by Nancy Fowler
His spinal cord severed, just below his shoulders.
The grip on his machine gun lost, as he fell
into the waving grasses. Other bullets danced
up and down his legs for fun. Flown home
for Christmas to live in a Stryker bed, turned over
and over like a roasting pig, to stop the advance
of weeping bed sores. So, like other such heroes,
he drank, a lot. Bottles served and removed
by hospital aides. No one cared he wasn’t twenty-one.
Until someone did, and she told him
if he drank like that there would be
no more visits, at least from her, and
she meant it. Later they were married.
He went back to school, learned to drive
with a hand shift, got a good job with the VA,
and angled for bluefish, wheelchair secured
to the deck. Once a year, near the anniversary
of his time near Da Nang, he spent three days
alone, in a comfortable hotel room with services
for those disabled, and remembered.
Then he went home.

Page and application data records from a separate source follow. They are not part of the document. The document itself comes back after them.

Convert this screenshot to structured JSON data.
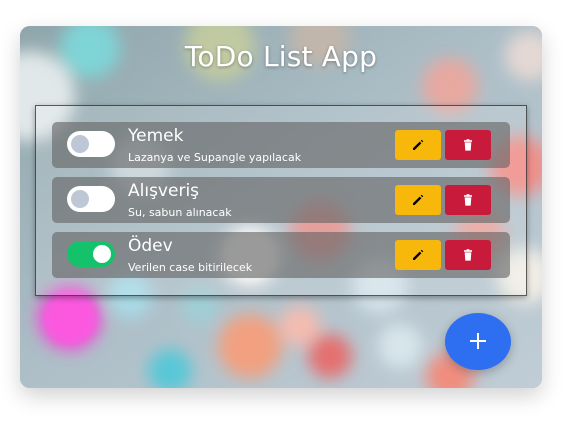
{
  "app": {
    "title": "ToDo List App"
  },
  "todos": [
    {
      "name": "Yemek",
      "description": "Lazanya ve Supangle yapılacak",
      "done": false
    },
    {
      "name": "Alışveriş",
      "description": "Su, sabun alınacak",
      "done": false
    },
    {
      "name": "Ödev",
      "description": "Verilen case bitirilecek",
      "done": true
    }
  ],
  "icons": {
    "edit": "pencil-icon",
    "delete": "trash-icon",
    "add": "plus-icon"
  },
  "colors": {
    "toggle_on": "#14c26c",
    "edit_button": "#f7b80b",
    "delete_button": "#c81b3b",
    "add_button": "#2e6ff2"
  }
}
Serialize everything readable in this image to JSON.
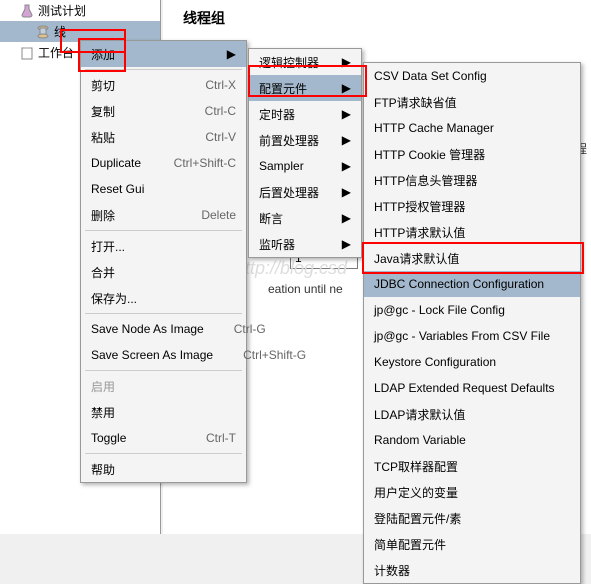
{
  "tree": {
    "root": "测试计划",
    "node1": "线",
    "node2": "工作台"
  },
  "main": {
    "title": "线程组",
    "bgname_partial": "程",
    "creation_partial": "eation until ne",
    "spinner_value": "1"
  },
  "watermark": "http://blog.csd",
  "menu1": {
    "add": "添加",
    "cut": "剪切",
    "cut_sc": "Ctrl-X",
    "copy": "复制",
    "copy_sc": "Ctrl-C",
    "paste": "粘贴",
    "paste_sc": "Ctrl-V",
    "duplicate": "Duplicate",
    "dup_sc": "Ctrl+Shift-C",
    "reset": "Reset Gui",
    "delete": "删除",
    "delete_sc": "Delete",
    "open": "打开...",
    "merge": "合并",
    "saveas": "保存为...",
    "savenode": "Save Node As Image",
    "savenode_sc": "Ctrl-G",
    "savescreen": "Save Screen As Image",
    "savescreen_sc": "Ctrl+Shift-G",
    "enable": "启用",
    "disable": "禁用",
    "toggle": "Toggle",
    "toggle_sc": "Ctrl-T",
    "help": "帮助"
  },
  "menu2": {
    "logic": "逻辑控制器",
    "config": "配置元件",
    "timer": "定时器",
    "pre": "前置处理器",
    "sampler": "Sampler",
    "post": "后置处理器",
    "assert": "断言",
    "listener": "监听器"
  },
  "menu3": {
    "csv": "CSV Data Set Config",
    "ftp": "FTP请求缺省值",
    "cache": "HTTP Cache Manager",
    "cookie": "HTTP Cookie 管理器",
    "header": "HTTP信息头管理器",
    "auth": "HTTP授权管理器",
    "httpdef": "HTTP请求默认值",
    "javadef": "Java请求默认值",
    "jdbc": "JDBC Connection Configuration",
    "lock": "jp@gc - Lock File Config",
    "varscsv": "jp@gc - Variables From CSV File",
    "keystore": "Keystore Configuration",
    "ldapext": "LDAP Extended Request Defaults",
    "ldapdef": "LDAP请求默认值",
    "random": "Random Variable",
    "tcp": "TCP取样器配置",
    "uservar": "用户定义的变量",
    "login": "登陆配置元件/素",
    "simple": "简单配置元件",
    "counter": "计数器"
  }
}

Nancy Fowler was born in Boston, but recently moved to California after 17 years on the Olympic Peninsula of Washington. Her writing reflects on both the natural and social world. It asserts that acknowledgement of a specific place, feature, person is the first step in understanding, respect and love. Her work has previously been published in Tidepools, Songs of the San Joaquin, Naugatauk River Review, Cirque, and other journals.